For a recent statement by the Court of Justice, see Cases C-174/98
P and C-189/98 P Kingdom of the Netherlands and Gerard van
der Wal v. Commission. Judgment of 11 January 2000,
at para 28. Back
Details of the Statewatch complaints are set out in the evidence
printed with this Report at p 19. Back
The Ombudsman's specific task is to make inquiries about possible
instances of maladministration in the activities of Community
institutions and bodies, with the exception of the Court of Justice
and the Court of First Instance acting in their judicial role.
The European Ombudsman does not supervise the activities of national,
regional or municipal administrations of the Member States. The
definition of maladministration which was proposed by the Ombudsman
and accepted is that "Maladministration occurs when a public
body fails to act in accordance with a rule or principle which
is binding upon it." This includes failure to respect human
rights, as well as failure to act in accordance with the Treaties,
with Community acts such as Regulations, Directives and Decisions,
and with the principles established by the case-law of the Court
of Justice. The details of the Ombudsman's powers of investigation
are set out in the Statute of the Ombudsman, a decision of the
European Parliament made under Article 195(4) EC. Back
Article 22 of the Code provides as follows:
"The official shall, when he has
responsibility for the matter concerned, provide members of the
public with the information that they request. The official shall
take care that the information communicated is clear and understandable.
If an oral request for information is
too complicated or too comprehensive to be dealt with, the official
shall advise the person concerned to formulate his demand in writing.
If, because of its confidentiality,
an official may not disclose the information requested, he or
she shall, in accordance with Article 18 of this Code, indicate
to the person concerned the reasons why he cannot communicate
Further to requests for information
on matters for which he has no responsibility, the official shall
direct the requester to the competent person and indicate his
name and telephone number.
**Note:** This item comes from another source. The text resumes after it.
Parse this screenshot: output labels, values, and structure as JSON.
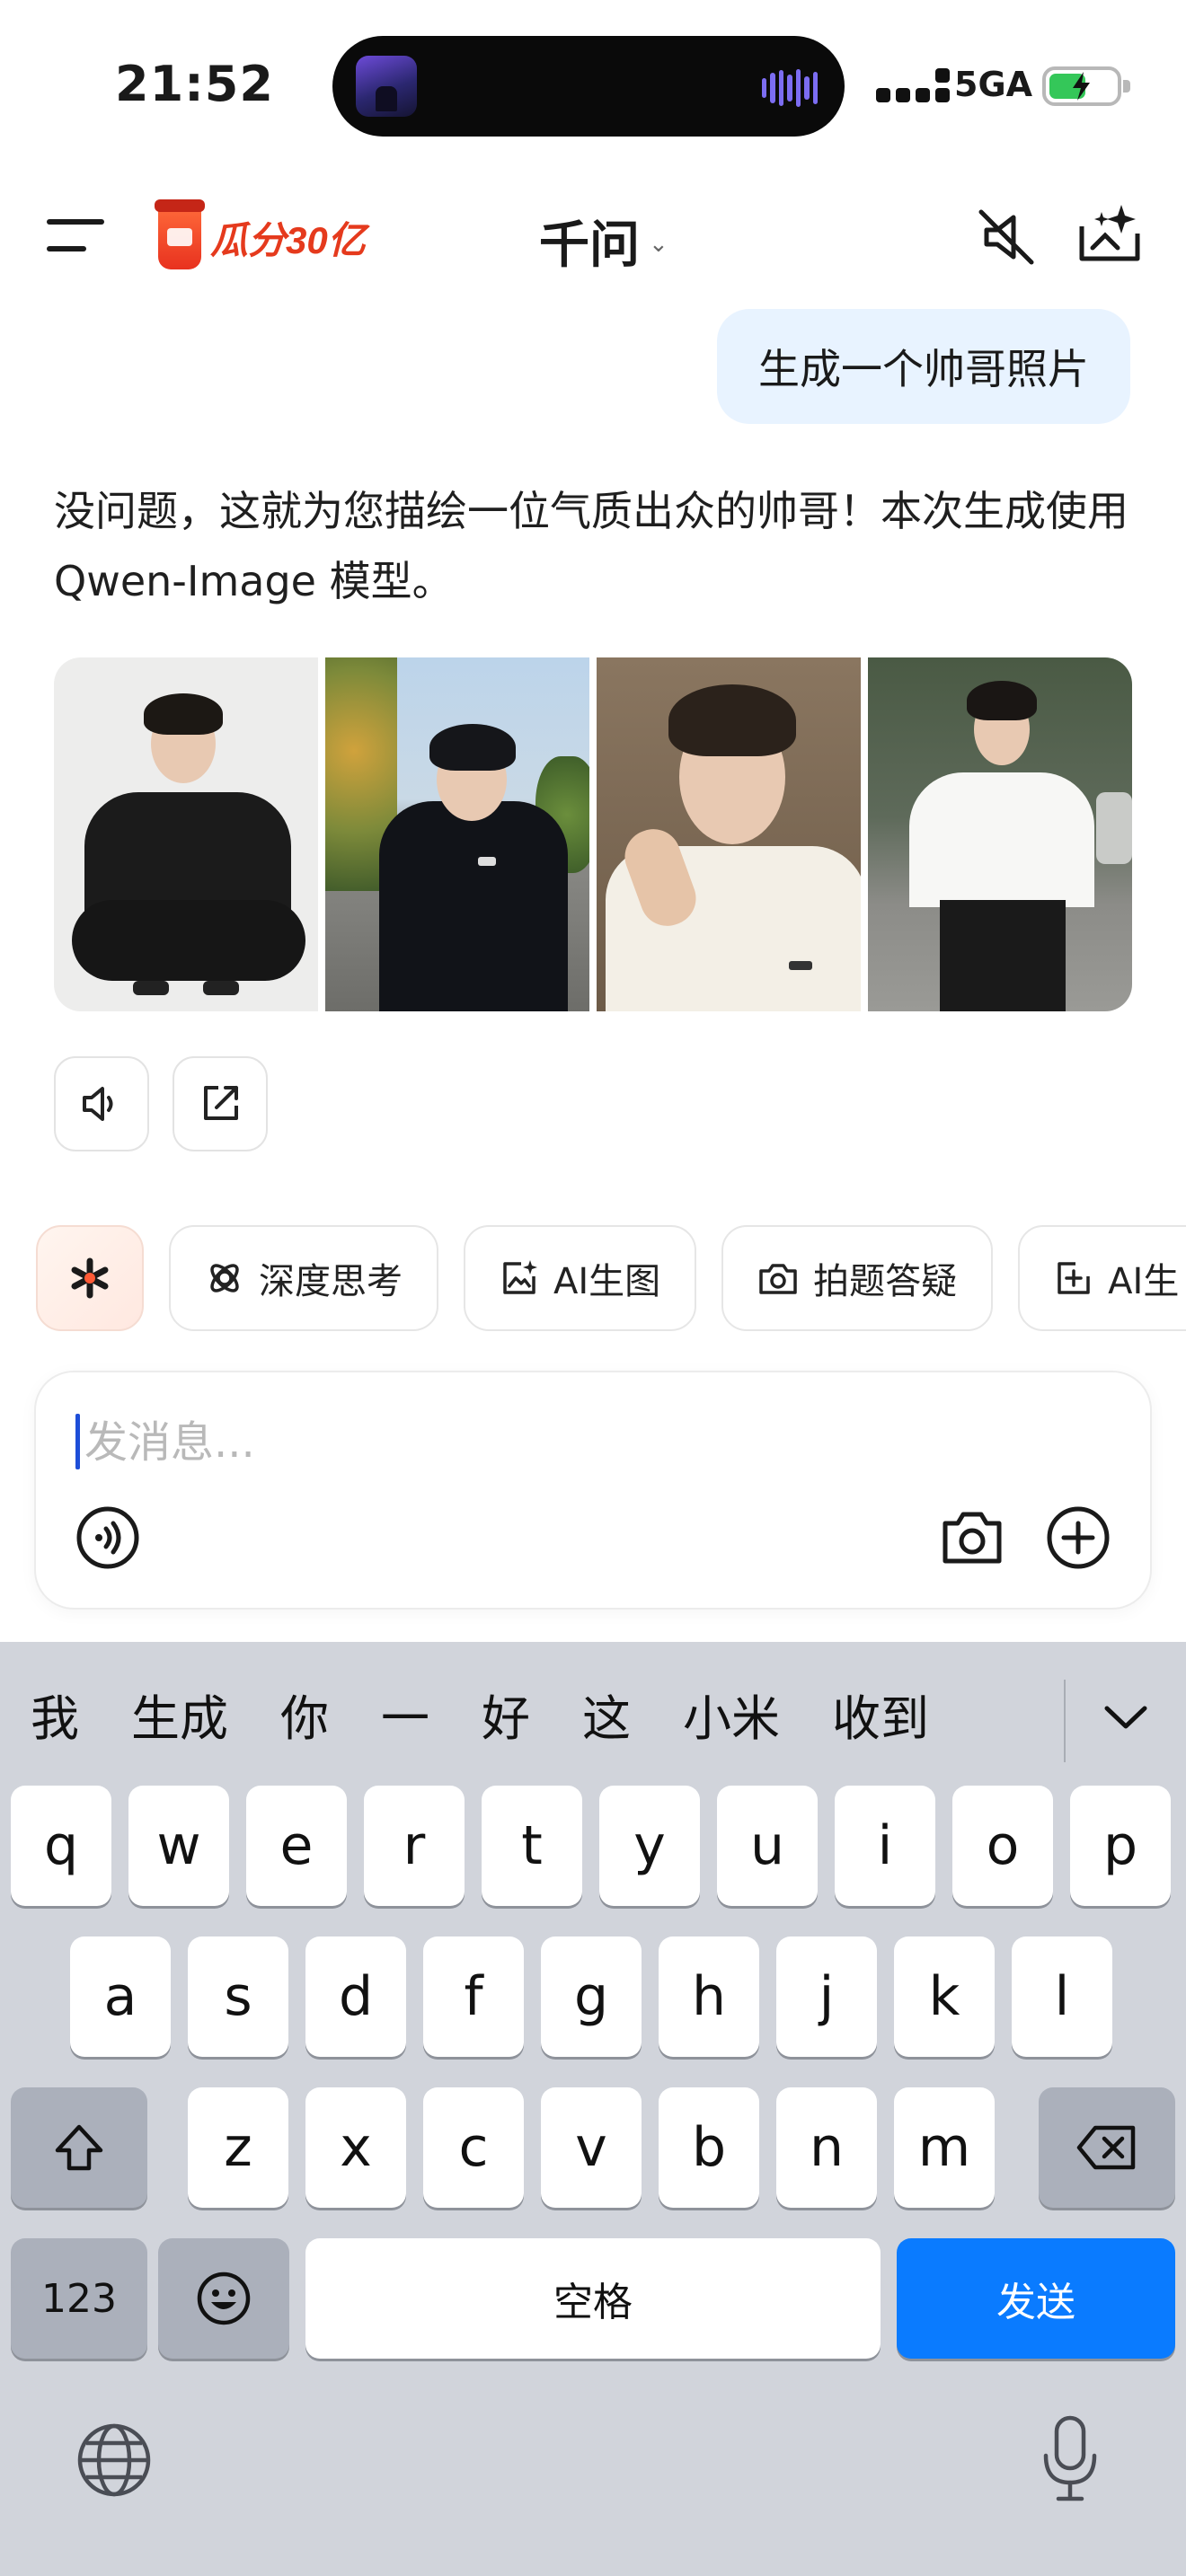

Further to requests for information
concerning another Community institution or body, the official
shall direct the requester to that institution or body.
Where appropriate, the official shall,
depending on the subject of the request, direct the person seeking
information to the service of the institution responsible for
providing information to the public." Back
Q 146. The Code is available at http://www.euro-ombudsman.eu.int/recommen/pdf/en/code1_en.pdf,
on the Ombudsman's website. Back